In Raw Deal Schwarzenegger plays a former FBI agent turned small town sherif who is recruited by his old boss and mentor to infiltrate Sam Wanamaker’s criminal organization. As Arnold plows through Chicago on his unsanctioned crusade of justice he leaves mannequins raining from ceilings, Rolling Stones cassettes in tape decks, and a body count that would make Rambo blush.

In one key scene Arnold peaks around an open door while making snoring sounds with his mouth to avoid detection as he eavesdrops. Earlier in the film he cautioned his wife “You shouldn’t drink and bake” and later he threatens a goon with the zinger “I hope you’re not your mother’s only child”. Gary DeVore’s usual sense for witty quips seems to have gone wonderfully schizoid when he put pen to paper to write this opus.

Over seeing the production of Raw Deal was none other than John Irvin. Irvin specializes in action spectacles with more chest thumping and scenery chewing than you can imagine. In Raw Deal Irvin really lets rip.
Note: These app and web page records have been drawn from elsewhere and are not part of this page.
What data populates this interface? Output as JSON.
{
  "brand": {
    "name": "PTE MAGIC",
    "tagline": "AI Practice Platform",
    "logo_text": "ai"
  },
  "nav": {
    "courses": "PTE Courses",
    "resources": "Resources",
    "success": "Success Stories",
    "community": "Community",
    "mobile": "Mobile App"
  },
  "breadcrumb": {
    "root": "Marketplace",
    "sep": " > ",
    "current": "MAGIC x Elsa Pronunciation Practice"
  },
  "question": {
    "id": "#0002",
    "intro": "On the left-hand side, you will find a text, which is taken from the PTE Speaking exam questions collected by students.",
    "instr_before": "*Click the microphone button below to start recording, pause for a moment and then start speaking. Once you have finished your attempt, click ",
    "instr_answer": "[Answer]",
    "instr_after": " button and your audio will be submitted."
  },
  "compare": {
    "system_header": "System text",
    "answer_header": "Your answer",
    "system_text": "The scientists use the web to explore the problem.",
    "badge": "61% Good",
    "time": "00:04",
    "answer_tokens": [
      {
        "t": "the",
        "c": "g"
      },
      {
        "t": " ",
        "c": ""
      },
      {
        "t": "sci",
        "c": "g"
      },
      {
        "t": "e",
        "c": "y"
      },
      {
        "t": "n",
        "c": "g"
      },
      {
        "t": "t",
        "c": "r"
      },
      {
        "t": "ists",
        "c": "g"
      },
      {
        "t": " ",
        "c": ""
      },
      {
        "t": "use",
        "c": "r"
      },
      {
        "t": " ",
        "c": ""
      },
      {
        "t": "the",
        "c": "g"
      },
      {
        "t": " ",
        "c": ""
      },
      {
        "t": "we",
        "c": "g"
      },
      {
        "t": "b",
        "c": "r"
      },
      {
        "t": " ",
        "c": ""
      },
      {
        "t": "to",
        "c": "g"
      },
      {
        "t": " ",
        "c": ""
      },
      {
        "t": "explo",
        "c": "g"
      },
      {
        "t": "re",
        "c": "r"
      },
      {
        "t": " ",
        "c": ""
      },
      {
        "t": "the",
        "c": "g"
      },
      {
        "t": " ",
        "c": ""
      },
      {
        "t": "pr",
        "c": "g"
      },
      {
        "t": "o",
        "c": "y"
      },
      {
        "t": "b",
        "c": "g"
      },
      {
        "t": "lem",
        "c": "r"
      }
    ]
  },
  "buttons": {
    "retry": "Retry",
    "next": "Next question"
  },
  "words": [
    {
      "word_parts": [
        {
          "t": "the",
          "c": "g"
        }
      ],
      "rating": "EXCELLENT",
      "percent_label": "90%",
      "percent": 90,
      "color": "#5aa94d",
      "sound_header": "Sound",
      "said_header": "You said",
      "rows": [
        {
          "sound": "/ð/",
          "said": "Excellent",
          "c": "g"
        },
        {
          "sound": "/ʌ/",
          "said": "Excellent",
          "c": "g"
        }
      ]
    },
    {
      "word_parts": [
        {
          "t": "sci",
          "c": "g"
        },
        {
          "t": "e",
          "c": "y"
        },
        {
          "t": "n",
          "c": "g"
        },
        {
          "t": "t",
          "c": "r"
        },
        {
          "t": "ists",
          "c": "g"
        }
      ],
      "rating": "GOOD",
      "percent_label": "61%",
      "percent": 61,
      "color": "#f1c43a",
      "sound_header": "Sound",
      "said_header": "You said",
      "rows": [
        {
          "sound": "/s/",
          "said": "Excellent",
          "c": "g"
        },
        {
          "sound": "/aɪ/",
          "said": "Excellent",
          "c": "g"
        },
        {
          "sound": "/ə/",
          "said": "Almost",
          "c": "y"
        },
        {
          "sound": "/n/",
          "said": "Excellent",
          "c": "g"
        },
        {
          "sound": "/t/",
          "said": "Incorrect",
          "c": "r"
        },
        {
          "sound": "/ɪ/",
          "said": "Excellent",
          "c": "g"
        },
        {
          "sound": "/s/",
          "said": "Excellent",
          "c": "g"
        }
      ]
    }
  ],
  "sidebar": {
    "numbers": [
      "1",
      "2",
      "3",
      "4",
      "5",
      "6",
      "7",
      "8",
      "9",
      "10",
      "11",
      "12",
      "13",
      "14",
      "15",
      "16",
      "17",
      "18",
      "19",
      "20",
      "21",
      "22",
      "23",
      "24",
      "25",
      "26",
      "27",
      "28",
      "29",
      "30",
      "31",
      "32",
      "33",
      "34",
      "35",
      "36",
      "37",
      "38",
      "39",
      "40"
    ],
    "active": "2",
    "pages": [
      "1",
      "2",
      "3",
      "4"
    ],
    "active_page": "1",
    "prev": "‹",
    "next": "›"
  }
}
In the opening credit montage we see one mode of transportation after another as mobsters commute to an FBI safe house to knock-off an informant. Every scene echoes this decision, cramming in as much dick swinging as possible to the point that the film seems to be a parody of itself.

That’s why Raw Deal is THE Arnold movie. No other film is as insanely obsessed with its own masculine bravura as Raw Deal is. It really does read as comedy 90% of the time. Even in the eighties there is no way someone could watch this film and take it as seriously as the movie takes itself. If you don’t understand why we still love Arnold after all of these years, look no further than Raw Deal.